* **REQUIREMENT**
Whichever lines of the entries hold the word "favorite" should be identified and copied.
─── INFORMATION SUPPLIED
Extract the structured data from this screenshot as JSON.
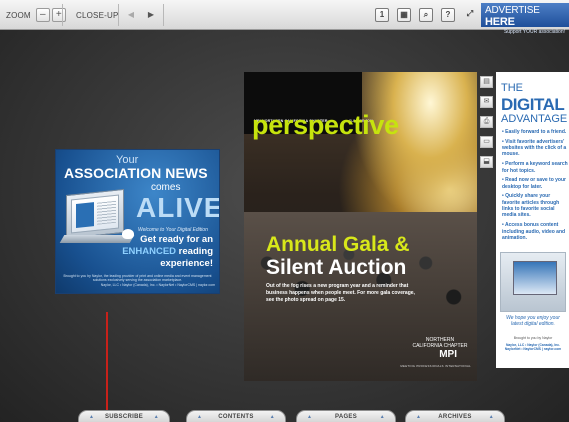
{
  "toolbar": {
    "zoom_label": "ZOOM",
    "zoom_out": "–",
    "zoom_in": "+",
    "closeup_label": "CLOSE-UP",
    "prev_arrow": "◀",
    "next_arrow": "▶",
    "tools": [
      {
        "icon": "single-page-icon",
        "glyph": "1"
      },
      {
        "icon": "grid-view-icon",
        "glyph": "▦"
      },
      {
        "icon": "search-icon",
        "glyph": "⌕"
      },
      {
        "icon": "help-icon",
        "glyph": "?"
      },
      {
        "icon": "fullscreen-icon",
        "glyph": "⤢"
      }
    ],
    "advertise": {
      "main_prefix": "ADVERTISE",
      "main_bold": "HERE",
      "sub": "Support YOUR association!"
    }
  },
  "left_ad": {
    "your": "Your",
    "news": "ASSOCIATION NEWS",
    "comes": "comes",
    "alive": "ALIVE",
    "welcome": "Welcome to Your Digital Edition",
    "line1": "Get ready for an",
    "line2_highlight": "ENHANCED",
    "line2_rest": " reading",
    "line3": "experience!",
    "fine1": "Brought to you by Naylor, the leading provider of print and online media and event management solutions exclusively serving the association marketplace.",
    "fine2": "Naylor, LLC • Naylor (Canada), Inc. • NaylorNet • NaylorCMS | naylor.com"
  },
  "cover": {
    "chapter": "MPI NORTHERN CALIFORNIA CHAPTER",
    "issue": "SUMMER 2011",
    "title": "perspective",
    "event_line1": "Annual Gala &",
    "event_line2": "Silent Auction",
    "blurb": "Out of the fog rises a new program year and a reminder that business happens when people meet. For more gala coverage, see the photo spread on page 15.",
    "chapter_name": "NORTHERN CALIFORNIA CHAPTER",
    "org": "MPI",
    "org_sub": "MEETING PROFESSIONALS INTERNATIONAL"
  },
  "side_tools": [
    {
      "icon": "thumbnail-icon",
      "glyph": "▤"
    },
    {
      "icon": "email-icon",
      "glyph": "✉"
    },
    {
      "icon": "print-icon",
      "glyph": "⎙"
    },
    {
      "icon": "save-icon",
      "glyph": "▭"
    },
    {
      "icon": "download-icon",
      "glyph": "⬓"
    }
  ],
  "right_ad": {
    "the": "THE",
    "digital": "DIGITAL",
    "advantage": "ADVANTAGE",
    "bullets": [
      "• Easily forward to a friend.",
      "• Visit favorite advertisers' websites with the click of a mouse.",
      "• Perform a keyword search for hot topics.",
      "• Read now or save to your desktop for later.",
      "• Quickly share your favorite articles through links to favorite social media sites.",
      "• Access bonus content including audio, video and animation."
    ],
    "enjoy": "We hope you enjoy your latest digital edition.",
    "brought": "Brought to you by Naylor",
    "naylor": "Naylor, LLC • Naylor (Canada), Inc. NaylorNet • NaylorCMS | naylor.com"
  },
  "bottom_tabs": {
    "subscribe": "SUBSCRIBE",
    "contents": "CONTENTS",
    "pages": "PAGES",
    "archives": "ARCHIVES",
    "arrow": "▲"
  }
}
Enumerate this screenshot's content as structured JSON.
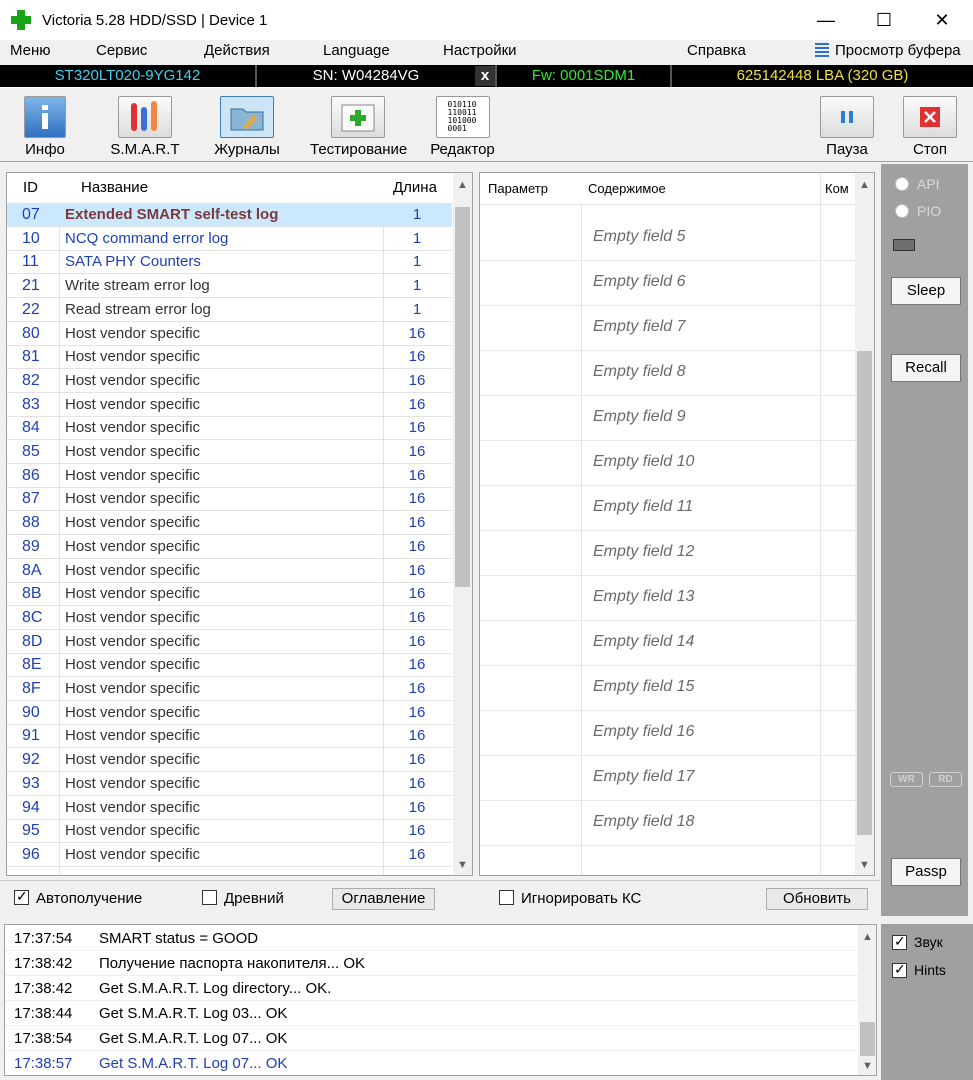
{
  "window": {
    "title": "Victoria 5.28 HDD/SSD | Device 1"
  },
  "menu": [
    "Меню",
    "Сервис",
    "Действия",
    "Language",
    "Настройки",
    "Справка"
  ],
  "buffer_label": "Просмотр буфера",
  "device": {
    "model": "ST320LT020-9YG142",
    "serial": "SN: W04284VG",
    "x": "x",
    "firmware": "Fw: 0001SDM1",
    "capacity": "625142448 LBA (320 GB)"
  },
  "toolbar": {
    "info": "Инфо",
    "smart": "S.M.A.R.T",
    "logs": "Журналы",
    "test": "Тестирование",
    "editor": "Редактор",
    "pause": "Пауза",
    "stop": "Стоп"
  },
  "editor_bits": [
    "010110",
    "110011",
    "101000",
    "0001"
  ],
  "log_table": {
    "headers": {
      "id": "ID",
      "name": "Название",
      "length": "Длина"
    },
    "rows": [
      {
        "id": "07",
        "name": "Extended SMART self-test log",
        "len": "1"
      },
      {
        "id": "10",
        "name": "NCQ command error log",
        "len": "1"
      },
      {
        "id": "11",
        "name": "SATA PHY Counters",
        "len": "1"
      },
      {
        "id": "21",
        "name": "Write stream error log",
        "len": "1"
      },
      {
        "id": "22",
        "name": "Read stream error log",
        "len": "1"
      },
      {
        "id": "80",
        "name": "Host vendor specific",
        "len": "16"
      },
      {
        "id": "81",
        "name": "Host vendor specific",
        "len": "16"
      },
      {
        "id": "82",
        "name": "Host vendor specific",
        "len": "16"
      },
      {
        "id": "83",
        "name": "Host vendor specific",
        "len": "16"
      },
      {
        "id": "84",
        "name": "Host vendor specific",
        "len": "16"
      },
      {
        "id": "85",
        "name": "Host vendor specific",
        "len": "16"
      },
      {
        "id": "86",
        "name": "Host vendor specific",
        "len": "16"
      },
      {
        "id": "87",
        "name": "Host vendor specific",
        "len": "16"
      },
      {
        "id": "88",
        "name": "Host vendor specific",
        "len": "16"
      },
      {
        "id": "89",
        "name": "Host vendor specific",
        "len": "16"
      },
      {
        "id": "8A",
        "name": "Host vendor specific",
        "len": "16"
      },
      {
        "id": "8B",
        "name": "Host vendor specific",
        "len": "16"
      },
      {
        "id": "8C",
        "name": "Host vendor specific",
        "len": "16"
      },
      {
        "id": "8D",
        "name": "Host vendor specific",
        "len": "16"
      },
      {
        "id": "8E",
        "name": "Host vendor specific",
        "len": "16"
      },
      {
        "id": "8F",
        "name": "Host vendor specific",
        "len": "16"
      },
      {
        "id": "90",
        "name": "Host vendor specific",
        "len": "16"
      },
      {
        "id": "91",
        "name": "Host vendor specific",
        "len": "16"
      },
      {
        "id": "92",
        "name": "Host vendor specific",
        "len": "16"
      },
      {
        "id": "93",
        "name": "Host vendor specific",
        "len": "16"
      },
      {
        "id": "94",
        "name": "Host vendor specific",
        "len": "16"
      },
      {
        "id": "95",
        "name": "Host vendor specific",
        "len": "16"
      },
      {
        "id": "96",
        "name": "Host vendor specific",
        "len": "16"
      }
    ]
  },
  "field_table": {
    "headers": {
      "param": "Параметр",
      "content": "Содержимое",
      "comment": "Ком"
    },
    "fields": [
      "Empty field 5",
      "Empty field 6",
      "Empty field 7",
      "Empty field 8",
      "Empty field 9",
      "Empty field 10",
      "Empty field 11",
      "Empty field 12",
      "Empty field 13",
      "Empty field 14",
      "Empty field 15",
      "Empty field 16",
      "Empty field 17",
      "Empty field 18"
    ]
  },
  "sidebar": {
    "api": "API",
    "pio": "PIO",
    "sleep": "Sleep",
    "recall": "Recall",
    "wr": "WR",
    "rd": "RD",
    "passp": "Passp"
  },
  "options": {
    "autoload": "Автополучение",
    "ancient": "Древний",
    "contents": "Оглавление",
    "ignore_cs": "Игнорировать КС",
    "refresh": "Обновить"
  },
  "log": [
    {
      "time": "17:37:54",
      "msg": "SMART status = GOOD"
    },
    {
      "time": "17:38:42",
      "msg": "Получение паспорта накопителя... OK"
    },
    {
      "time": "17:38:42",
      "msg": "Get S.M.A.R.T. Log directory... OK."
    },
    {
      "time": "17:38:44",
      "msg": "Get S.M.A.R.T. Log 03... OK"
    },
    {
      "time": "17:38:54",
      "msg": "Get S.M.A.R.T. Log 07... OK"
    },
    {
      "time": "17:38:57",
      "msg": "Get S.M.A.R.T. Log 07... OK"
    }
  ],
  "bottom_checks": {
    "sound": "Звук",
    "hints": "Hints"
  },
  "colors": {
    "model": "#3fd0f0",
    "firmware": "#36e836",
    "capacity": "#f0e040",
    "serial": "#ffffff"
  }
}
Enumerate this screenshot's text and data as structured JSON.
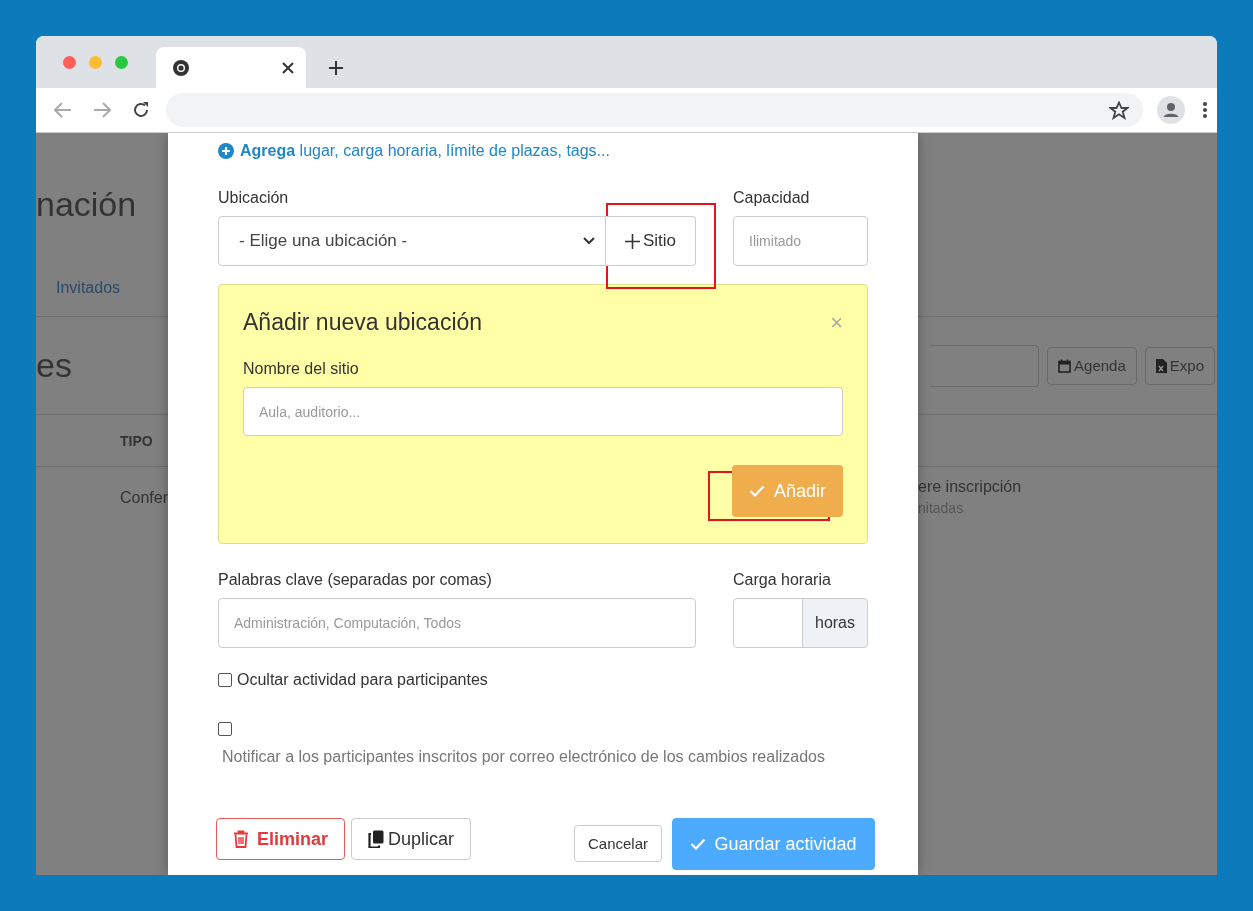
{
  "background": {
    "heading": "nación",
    "nav_link": "Invitados",
    "section_title": "es",
    "buttons": [
      {
        "label": "Agenda",
        "kind": "calendar"
      },
      {
        "label": "Expo",
        "kind": "excel"
      }
    ],
    "table_header": "TIPO",
    "cell": "Confer",
    "right_cell": {
      "title": "ere inscripción",
      "subtitle": "nitadas"
    }
  },
  "modal": {
    "add_more": "**Agrega** lugar, carga horaria, límite de plazas, tags...",
    "location": {
      "label": "Ubicación",
      "value": "- Elige una ubicación -"
    },
    "sitio_button": {
      "label": "Sitio",
      "highlighted": true
    },
    "capacity": {
      "label": "Capacidad",
      "placeholder": "Ilimitado"
    },
    "new_location": {
      "title": "Añadir nueva ubicación",
      "close": "×",
      "field_label": "Nombre del sitio",
      "placeholder": "Aula, auditorio...",
      "add_button": {
        "label": "Añadir",
        "highlighted": true
      }
    },
    "keywords": {
      "label": "Palabras clave (separadas por comas)",
      "placeholder": "Administración, Computación, Todos"
    },
    "hours": {
      "label": "Carga horaria",
      "addon": "horas"
    },
    "checkboxes": [
      {
        "label": "Ocultar actividad para participantes",
        "checked": false,
        "kind": "inline"
      },
      {
        "label": "Notificar a los participantes inscritos por correo electrónico de los cambios realizados",
        "checked": false,
        "kind": "stacked"
      }
    ],
    "actions": [
      {
        "label": "Eliminar",
        "kind": "danger"
      },
      {
        "label": "Duplicar",
        "kind": "copy"
      },
      {
        "label": "Cancelar",
        "kind": "small"
      },
      {
        "label": "Guardar actividad",
        "kind": "primary"
      }
    ]
  }
}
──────
* **OUTPUT FOR THIS TASK**
      "• Visit favorite advertisers' websites with the click of a mouse.",
      "• Quickly share your favorite articles through links to favorite social media sites.",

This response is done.